Like many people, Google, Yahoo!, or Bing are the first places you start a search. Using one of these sites is ingrained into our day to day activities. While these sites are excellent starting points, they are not the only places from which to discover information. The internet has many deep sources of data and there are tools that can help you get there.

There are many other search tools that focus on niche industries or offer a different way to find and view information. For example, Wikipedia is the largest encyclopedia with more than 3.3 million English articles (plus +1 million German and +900,000 French articles). Wikipedia's site offers tools within the site to browse and cross discover information.

Other specialized sites are not so much search engines as organizational sites that provide you functions to automatically search and return specific information to you. An example of this is iCurrent.com. iCurrent is a personalized news aggregator, a service that focuses on searching trusted news sites. It also provides the ability for you to create a memorized search. For example, you could setup a search on 'Milk Prices' and iCurrent will create a channel with up to date articles relating to 'Milk Prices' .

Other sites organize and search niche focused information like research papers. DeepDyve is a site that aggregates millions of scientific papers and make them available to the researcher for a small fee. The value is that you do not have to go to multiple scientific journal sites to perform the same search.

Even more specialized are the search engines that focus on very narrow subjects. Pipl is focused on helping find people based information: personal profiles, public records and other people-related documents that are stored in databases that are not normally scanned by Google or Bing.

Finally, there is a new kind of search or analysis web based tool being developed called computational knowledge engines. Wolfram|Alpha is one such engine that not only scans websites and makes them easy to discover but it also adds computational tools. For example, using the term 'agriculture' returns several options like 'beef production Brazil vs Argentina' that displays charts, organized tables of comparison data, and further analysis options.

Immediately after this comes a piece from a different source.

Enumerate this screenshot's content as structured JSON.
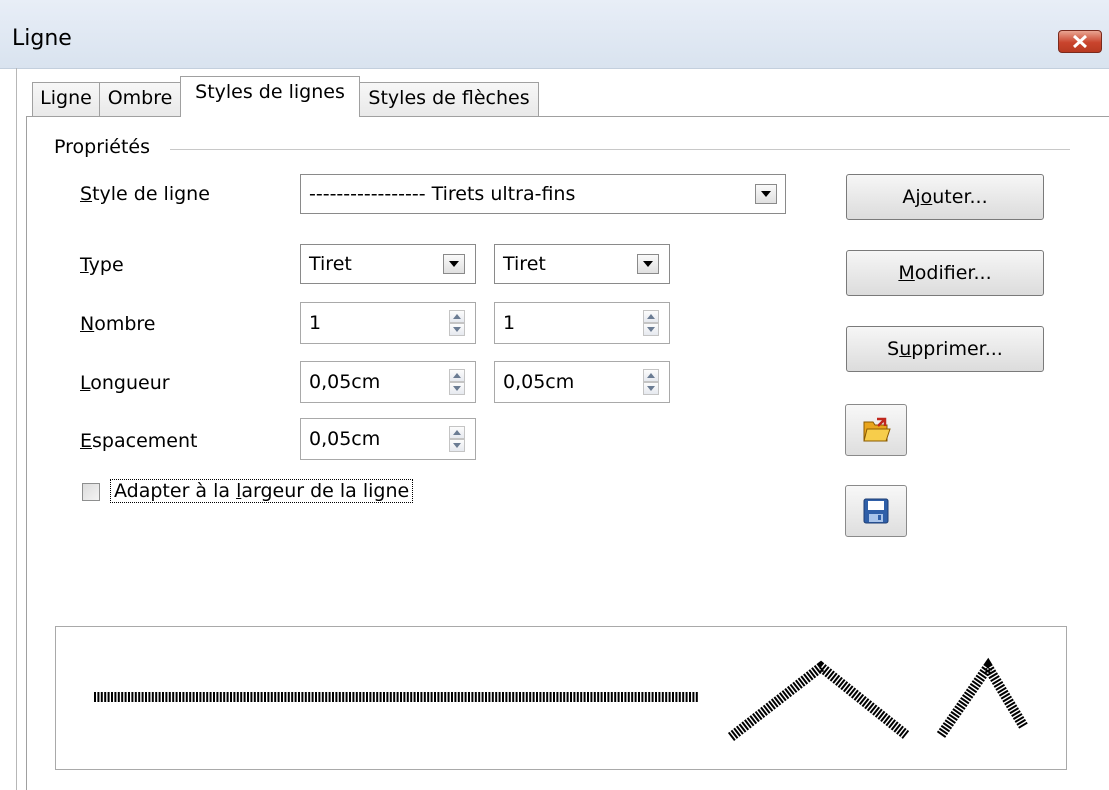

So, when you are about to start a new search, use Google but also use some of these other tools to bring you deeper level data and potentially information on which to make smart decisions.